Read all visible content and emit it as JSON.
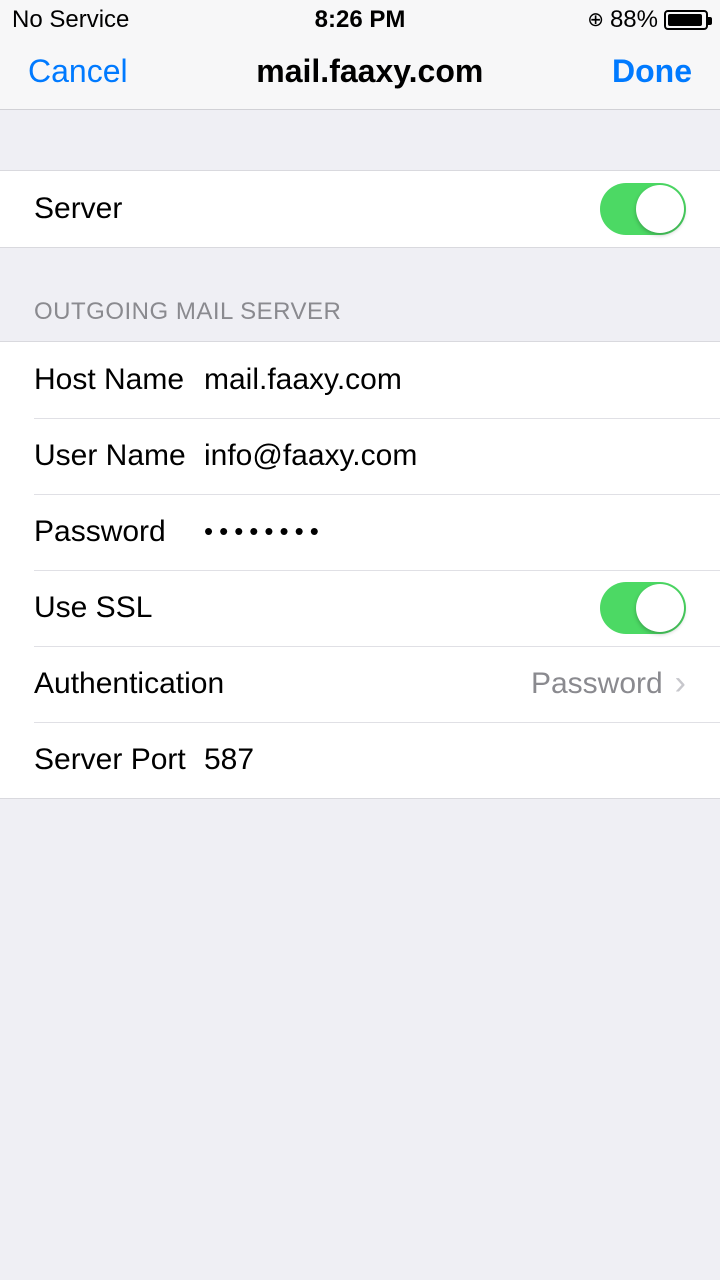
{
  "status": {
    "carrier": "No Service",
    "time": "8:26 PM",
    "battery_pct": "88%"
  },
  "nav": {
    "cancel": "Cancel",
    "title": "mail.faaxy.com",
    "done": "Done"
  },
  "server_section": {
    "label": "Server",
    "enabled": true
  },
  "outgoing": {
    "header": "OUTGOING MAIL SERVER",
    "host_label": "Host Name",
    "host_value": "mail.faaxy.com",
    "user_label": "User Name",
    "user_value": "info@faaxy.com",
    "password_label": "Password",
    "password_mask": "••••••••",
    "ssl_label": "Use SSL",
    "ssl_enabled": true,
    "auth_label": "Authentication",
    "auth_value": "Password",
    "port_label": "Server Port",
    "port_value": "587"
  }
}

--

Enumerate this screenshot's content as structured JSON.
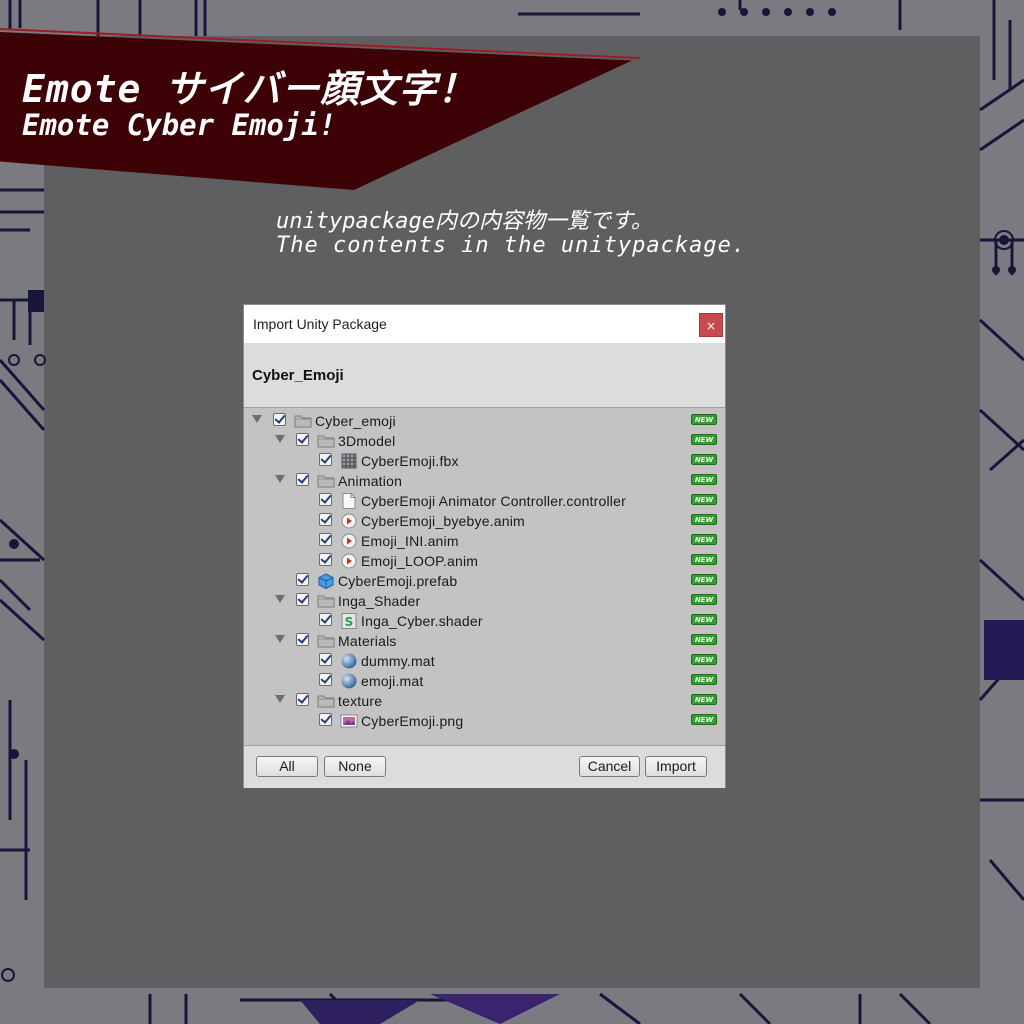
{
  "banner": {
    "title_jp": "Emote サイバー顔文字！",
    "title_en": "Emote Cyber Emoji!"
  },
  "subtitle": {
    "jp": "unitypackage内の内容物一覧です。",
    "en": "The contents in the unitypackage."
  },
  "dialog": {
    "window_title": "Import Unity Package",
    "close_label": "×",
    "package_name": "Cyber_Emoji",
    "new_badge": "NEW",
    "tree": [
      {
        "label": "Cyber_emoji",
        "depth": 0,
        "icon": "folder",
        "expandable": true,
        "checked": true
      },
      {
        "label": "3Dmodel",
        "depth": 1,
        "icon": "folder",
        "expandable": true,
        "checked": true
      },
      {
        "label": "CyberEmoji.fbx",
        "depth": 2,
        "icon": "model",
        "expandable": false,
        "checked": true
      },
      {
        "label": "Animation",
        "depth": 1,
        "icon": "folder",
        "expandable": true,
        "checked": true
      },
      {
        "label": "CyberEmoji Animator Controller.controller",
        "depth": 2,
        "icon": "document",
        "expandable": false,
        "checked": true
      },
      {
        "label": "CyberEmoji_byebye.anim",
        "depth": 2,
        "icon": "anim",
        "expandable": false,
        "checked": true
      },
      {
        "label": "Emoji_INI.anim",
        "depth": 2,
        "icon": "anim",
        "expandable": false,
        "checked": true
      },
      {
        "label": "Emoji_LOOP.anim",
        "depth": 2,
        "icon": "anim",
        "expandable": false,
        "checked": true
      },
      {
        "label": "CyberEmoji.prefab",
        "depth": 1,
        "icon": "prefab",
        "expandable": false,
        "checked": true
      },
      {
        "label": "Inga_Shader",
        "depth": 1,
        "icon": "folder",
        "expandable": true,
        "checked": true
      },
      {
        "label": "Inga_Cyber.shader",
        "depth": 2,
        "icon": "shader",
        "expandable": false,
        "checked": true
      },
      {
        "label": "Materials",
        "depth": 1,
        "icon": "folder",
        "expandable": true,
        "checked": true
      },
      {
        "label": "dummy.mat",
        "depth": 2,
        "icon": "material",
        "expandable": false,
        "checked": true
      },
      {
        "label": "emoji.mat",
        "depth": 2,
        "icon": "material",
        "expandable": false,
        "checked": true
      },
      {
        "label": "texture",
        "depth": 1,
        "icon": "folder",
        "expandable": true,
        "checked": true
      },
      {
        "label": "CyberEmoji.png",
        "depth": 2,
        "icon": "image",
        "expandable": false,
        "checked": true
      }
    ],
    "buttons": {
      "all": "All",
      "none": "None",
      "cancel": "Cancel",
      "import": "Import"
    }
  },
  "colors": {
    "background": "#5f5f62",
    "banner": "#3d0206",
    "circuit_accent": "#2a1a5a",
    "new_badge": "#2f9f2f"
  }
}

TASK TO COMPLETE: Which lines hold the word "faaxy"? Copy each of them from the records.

REPLY TO THE EXERCISE:
    "title": "mail.faaxy.com",
    "host_value": "mail.faaxy.com",
    "user_value": "info@faaxy.com",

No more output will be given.